Though Kurt Rambis remains the apparent frontrunner, Phil Jackson seems to keep pushing the idea that there’s another candidate.

Marc Berman of the New York Post:

David Blatt “still is in the mix” for the Knicks head job, according to an NBA source.

Blatt is expected to be interviewed for the vacancies with the Rockets and Kings

The Kings’ interest was known, but the expected Houston interview is news. The Lakers and Nets were both reportedly interested in Blatt before they hired Luke Walton and Kenny Atkinson, respectively.

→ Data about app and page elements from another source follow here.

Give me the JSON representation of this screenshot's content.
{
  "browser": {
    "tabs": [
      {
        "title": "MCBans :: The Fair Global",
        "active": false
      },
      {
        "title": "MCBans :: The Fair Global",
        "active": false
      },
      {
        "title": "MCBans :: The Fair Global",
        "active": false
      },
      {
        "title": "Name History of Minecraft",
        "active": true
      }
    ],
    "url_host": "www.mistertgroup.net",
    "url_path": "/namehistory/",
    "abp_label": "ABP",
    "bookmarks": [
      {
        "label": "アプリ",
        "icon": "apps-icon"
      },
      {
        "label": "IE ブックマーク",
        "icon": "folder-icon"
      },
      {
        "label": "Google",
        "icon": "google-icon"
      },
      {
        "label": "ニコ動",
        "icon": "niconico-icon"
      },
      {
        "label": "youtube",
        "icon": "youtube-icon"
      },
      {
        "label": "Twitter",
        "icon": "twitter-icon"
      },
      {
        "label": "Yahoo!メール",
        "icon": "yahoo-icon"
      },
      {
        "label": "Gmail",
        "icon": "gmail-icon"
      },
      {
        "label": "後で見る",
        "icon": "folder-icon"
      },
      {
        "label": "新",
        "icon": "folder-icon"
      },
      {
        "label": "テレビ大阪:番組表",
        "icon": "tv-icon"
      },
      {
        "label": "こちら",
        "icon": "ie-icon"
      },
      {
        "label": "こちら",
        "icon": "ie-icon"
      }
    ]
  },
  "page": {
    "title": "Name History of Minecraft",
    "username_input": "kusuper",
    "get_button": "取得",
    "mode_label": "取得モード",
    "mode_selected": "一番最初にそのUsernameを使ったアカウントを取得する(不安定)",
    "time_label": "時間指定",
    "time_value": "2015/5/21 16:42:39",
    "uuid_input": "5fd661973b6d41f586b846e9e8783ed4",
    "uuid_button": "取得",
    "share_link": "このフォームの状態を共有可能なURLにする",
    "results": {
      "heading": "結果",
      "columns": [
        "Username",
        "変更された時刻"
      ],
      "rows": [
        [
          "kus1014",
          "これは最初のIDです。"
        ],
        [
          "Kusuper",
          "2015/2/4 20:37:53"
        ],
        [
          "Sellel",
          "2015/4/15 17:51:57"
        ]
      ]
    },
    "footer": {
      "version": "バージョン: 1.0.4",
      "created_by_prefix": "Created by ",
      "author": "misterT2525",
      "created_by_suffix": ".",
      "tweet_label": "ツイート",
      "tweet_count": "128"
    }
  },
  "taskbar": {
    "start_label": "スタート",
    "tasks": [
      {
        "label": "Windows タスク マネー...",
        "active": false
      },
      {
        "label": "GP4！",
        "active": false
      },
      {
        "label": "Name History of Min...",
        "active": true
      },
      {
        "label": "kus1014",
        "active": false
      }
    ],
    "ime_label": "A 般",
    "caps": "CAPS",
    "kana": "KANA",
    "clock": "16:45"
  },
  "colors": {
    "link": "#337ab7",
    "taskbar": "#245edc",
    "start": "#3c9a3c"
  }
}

Blatt won 67% of his games and reached the NBA Finals in his only full season. Yes, he had LeBron James, Kyrie Irving, Kevin Love and an expensive supporting cast, but that’s still impressive. Blatt has replaced Mark Jackson as the preeminent “I’m not sure he’s actually a good coach, but his record was so darn good that I have to take a look” coaching candidate. That’s clearly getting him interviews, but will it get him a job offer?